+++ Data under study
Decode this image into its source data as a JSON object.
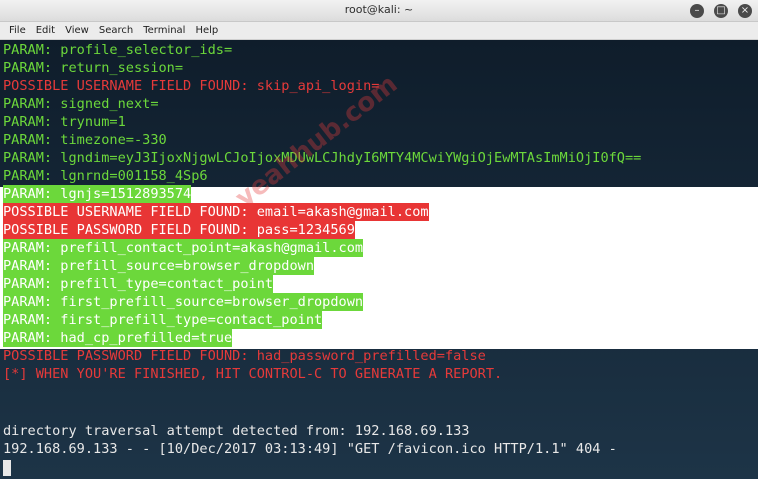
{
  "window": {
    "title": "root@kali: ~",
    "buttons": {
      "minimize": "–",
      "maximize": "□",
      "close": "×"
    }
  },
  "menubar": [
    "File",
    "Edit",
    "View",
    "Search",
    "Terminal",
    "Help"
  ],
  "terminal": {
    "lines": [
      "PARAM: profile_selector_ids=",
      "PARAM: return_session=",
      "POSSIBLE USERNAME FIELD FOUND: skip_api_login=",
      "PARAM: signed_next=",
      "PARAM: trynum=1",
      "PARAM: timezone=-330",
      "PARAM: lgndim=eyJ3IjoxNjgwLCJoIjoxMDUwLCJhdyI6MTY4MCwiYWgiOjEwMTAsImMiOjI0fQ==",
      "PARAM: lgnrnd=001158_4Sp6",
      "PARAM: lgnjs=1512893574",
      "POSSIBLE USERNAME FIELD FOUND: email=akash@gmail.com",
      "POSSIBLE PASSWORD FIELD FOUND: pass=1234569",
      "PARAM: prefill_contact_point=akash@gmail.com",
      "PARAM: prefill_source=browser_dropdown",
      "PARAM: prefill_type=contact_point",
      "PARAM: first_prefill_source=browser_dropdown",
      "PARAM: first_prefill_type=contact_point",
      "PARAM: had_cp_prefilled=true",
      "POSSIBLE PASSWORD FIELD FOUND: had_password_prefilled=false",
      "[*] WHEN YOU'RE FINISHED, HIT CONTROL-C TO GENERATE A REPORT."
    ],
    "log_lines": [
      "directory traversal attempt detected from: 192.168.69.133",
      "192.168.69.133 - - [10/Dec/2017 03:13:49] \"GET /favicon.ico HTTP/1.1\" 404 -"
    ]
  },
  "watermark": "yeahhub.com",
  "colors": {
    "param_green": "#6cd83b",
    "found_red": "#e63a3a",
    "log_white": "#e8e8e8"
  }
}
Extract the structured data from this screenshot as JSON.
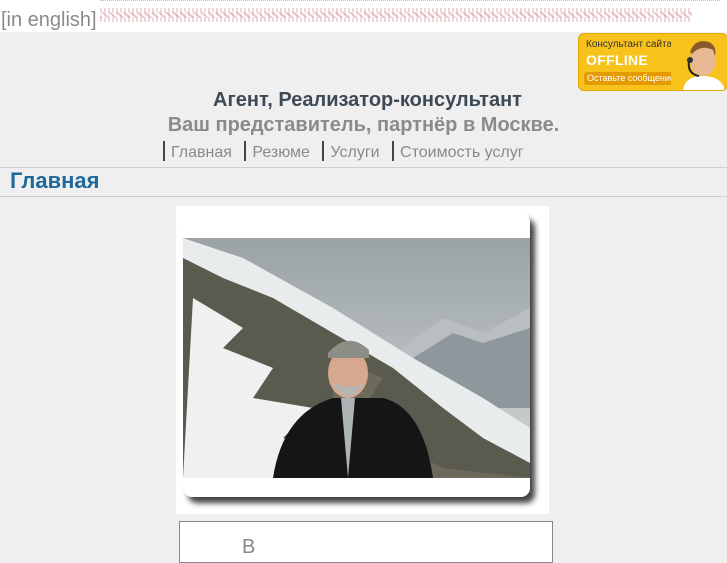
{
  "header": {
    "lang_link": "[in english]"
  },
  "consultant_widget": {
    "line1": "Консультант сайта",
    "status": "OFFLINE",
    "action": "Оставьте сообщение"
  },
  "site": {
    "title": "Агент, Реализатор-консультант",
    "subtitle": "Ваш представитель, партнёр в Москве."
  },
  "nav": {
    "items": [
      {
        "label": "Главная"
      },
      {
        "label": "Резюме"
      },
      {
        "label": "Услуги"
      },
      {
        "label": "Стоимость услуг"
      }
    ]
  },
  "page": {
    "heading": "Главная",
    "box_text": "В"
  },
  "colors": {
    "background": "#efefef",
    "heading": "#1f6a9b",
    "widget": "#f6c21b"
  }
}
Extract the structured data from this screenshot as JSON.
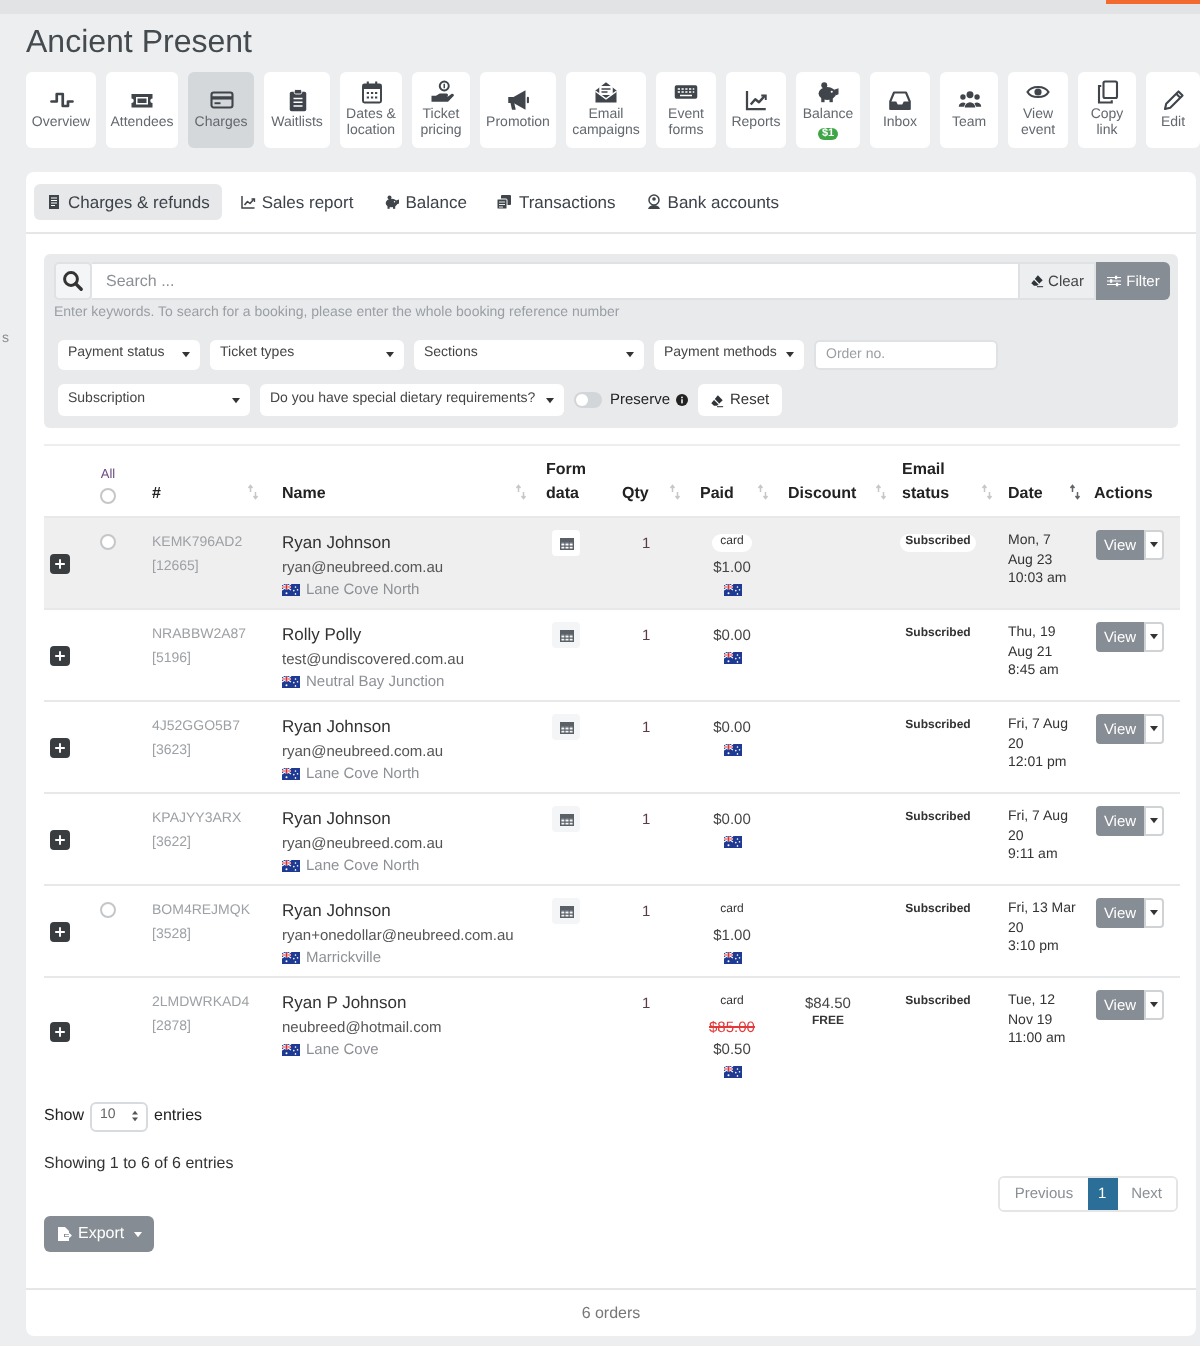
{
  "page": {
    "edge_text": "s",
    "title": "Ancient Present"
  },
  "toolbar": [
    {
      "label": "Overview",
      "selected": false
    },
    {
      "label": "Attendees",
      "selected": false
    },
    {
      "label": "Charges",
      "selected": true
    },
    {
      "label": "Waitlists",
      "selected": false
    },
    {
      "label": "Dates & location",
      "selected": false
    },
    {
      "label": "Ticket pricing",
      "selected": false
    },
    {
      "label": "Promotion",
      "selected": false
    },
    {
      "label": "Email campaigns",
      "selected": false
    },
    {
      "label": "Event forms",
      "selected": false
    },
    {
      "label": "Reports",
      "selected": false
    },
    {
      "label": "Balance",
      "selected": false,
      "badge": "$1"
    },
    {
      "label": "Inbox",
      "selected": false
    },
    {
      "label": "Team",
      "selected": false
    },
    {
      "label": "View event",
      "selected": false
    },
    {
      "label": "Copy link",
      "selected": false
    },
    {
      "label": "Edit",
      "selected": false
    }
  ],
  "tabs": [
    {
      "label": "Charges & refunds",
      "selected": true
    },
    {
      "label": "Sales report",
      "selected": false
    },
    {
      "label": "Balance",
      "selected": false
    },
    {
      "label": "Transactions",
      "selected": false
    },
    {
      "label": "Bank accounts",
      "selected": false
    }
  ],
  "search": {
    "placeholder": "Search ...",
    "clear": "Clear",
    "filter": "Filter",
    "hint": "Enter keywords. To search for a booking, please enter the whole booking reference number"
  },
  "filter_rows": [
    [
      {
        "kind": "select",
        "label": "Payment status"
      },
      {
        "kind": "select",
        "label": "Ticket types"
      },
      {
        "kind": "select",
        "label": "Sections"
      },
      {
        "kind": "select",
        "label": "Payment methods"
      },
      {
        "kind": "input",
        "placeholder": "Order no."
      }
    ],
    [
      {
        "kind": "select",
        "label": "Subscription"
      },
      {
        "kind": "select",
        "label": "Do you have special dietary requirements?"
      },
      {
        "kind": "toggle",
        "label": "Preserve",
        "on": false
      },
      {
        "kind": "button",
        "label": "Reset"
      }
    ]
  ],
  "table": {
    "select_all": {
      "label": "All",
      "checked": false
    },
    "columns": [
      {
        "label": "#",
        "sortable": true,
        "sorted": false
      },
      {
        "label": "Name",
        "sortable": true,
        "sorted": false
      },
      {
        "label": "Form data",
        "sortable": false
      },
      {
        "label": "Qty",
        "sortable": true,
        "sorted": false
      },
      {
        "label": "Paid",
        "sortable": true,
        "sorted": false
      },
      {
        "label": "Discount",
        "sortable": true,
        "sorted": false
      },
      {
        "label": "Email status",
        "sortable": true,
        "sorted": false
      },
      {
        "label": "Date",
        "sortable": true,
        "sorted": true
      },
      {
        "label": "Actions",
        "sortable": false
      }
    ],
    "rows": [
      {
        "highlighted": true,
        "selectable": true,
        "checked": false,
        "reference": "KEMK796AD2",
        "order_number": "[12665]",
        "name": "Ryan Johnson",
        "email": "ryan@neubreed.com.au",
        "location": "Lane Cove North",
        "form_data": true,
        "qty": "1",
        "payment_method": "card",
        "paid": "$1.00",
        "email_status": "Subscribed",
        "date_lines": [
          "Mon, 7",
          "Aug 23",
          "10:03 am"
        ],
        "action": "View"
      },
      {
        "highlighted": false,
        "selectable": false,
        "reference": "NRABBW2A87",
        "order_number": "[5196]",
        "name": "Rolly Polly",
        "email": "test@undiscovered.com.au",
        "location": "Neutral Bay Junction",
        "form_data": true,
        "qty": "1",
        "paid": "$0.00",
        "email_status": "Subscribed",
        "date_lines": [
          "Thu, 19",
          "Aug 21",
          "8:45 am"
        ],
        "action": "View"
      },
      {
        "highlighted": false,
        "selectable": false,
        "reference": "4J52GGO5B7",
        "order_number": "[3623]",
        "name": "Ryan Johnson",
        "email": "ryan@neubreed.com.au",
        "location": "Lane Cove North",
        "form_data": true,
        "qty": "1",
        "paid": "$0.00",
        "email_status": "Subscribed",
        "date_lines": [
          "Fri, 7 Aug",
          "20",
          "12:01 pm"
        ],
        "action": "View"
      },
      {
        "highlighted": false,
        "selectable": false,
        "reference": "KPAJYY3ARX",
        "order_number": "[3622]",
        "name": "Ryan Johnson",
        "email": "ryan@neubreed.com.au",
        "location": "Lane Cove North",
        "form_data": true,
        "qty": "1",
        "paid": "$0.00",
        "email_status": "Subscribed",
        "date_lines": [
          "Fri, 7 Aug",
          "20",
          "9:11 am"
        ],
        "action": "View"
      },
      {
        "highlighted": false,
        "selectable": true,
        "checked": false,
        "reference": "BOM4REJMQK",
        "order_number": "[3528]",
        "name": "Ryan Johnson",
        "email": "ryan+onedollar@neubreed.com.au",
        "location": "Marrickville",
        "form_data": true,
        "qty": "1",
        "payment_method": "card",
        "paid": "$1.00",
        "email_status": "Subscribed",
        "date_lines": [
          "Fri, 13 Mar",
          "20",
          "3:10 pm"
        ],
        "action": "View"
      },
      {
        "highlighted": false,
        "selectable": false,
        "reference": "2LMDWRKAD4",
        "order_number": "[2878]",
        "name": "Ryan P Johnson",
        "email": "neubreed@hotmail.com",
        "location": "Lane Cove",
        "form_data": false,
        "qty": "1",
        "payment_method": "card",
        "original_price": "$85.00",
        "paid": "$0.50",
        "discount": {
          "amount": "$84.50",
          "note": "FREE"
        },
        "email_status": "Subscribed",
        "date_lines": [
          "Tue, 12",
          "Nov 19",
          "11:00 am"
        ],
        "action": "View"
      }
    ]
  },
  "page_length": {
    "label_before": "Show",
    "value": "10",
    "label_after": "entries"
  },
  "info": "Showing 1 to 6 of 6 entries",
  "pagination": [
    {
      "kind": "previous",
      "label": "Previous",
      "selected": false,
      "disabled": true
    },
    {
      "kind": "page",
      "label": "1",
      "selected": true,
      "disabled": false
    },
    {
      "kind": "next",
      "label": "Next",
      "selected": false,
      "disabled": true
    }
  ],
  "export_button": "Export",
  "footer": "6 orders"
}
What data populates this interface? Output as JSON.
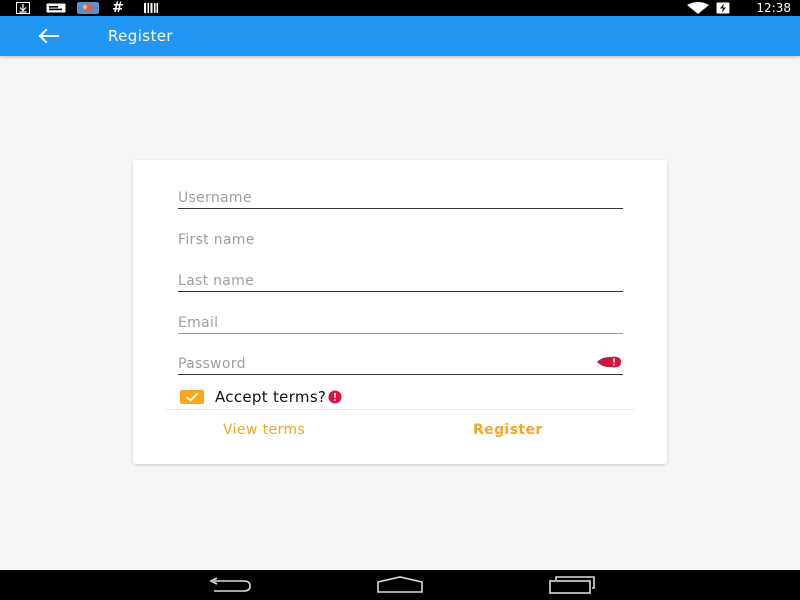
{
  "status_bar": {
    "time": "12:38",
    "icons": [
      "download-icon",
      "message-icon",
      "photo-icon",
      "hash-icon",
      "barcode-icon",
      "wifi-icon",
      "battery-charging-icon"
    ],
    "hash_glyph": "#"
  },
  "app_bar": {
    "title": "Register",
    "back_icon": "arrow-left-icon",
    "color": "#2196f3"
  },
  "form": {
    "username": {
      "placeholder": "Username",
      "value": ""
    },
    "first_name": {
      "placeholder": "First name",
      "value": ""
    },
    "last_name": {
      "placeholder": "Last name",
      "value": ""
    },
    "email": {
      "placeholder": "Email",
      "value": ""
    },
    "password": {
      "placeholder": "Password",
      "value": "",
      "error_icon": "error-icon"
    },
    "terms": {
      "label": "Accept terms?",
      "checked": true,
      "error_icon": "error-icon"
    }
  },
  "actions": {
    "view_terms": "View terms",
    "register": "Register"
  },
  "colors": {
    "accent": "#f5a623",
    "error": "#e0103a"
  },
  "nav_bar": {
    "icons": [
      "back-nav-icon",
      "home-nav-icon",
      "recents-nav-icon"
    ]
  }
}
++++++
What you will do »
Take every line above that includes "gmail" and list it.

Solved exercise »
      "POSSIBLE USERNAME FIELD FOUND: email=akash@gmail.com",
      "PARAM: prefill_contact_point=akash@gmail.com",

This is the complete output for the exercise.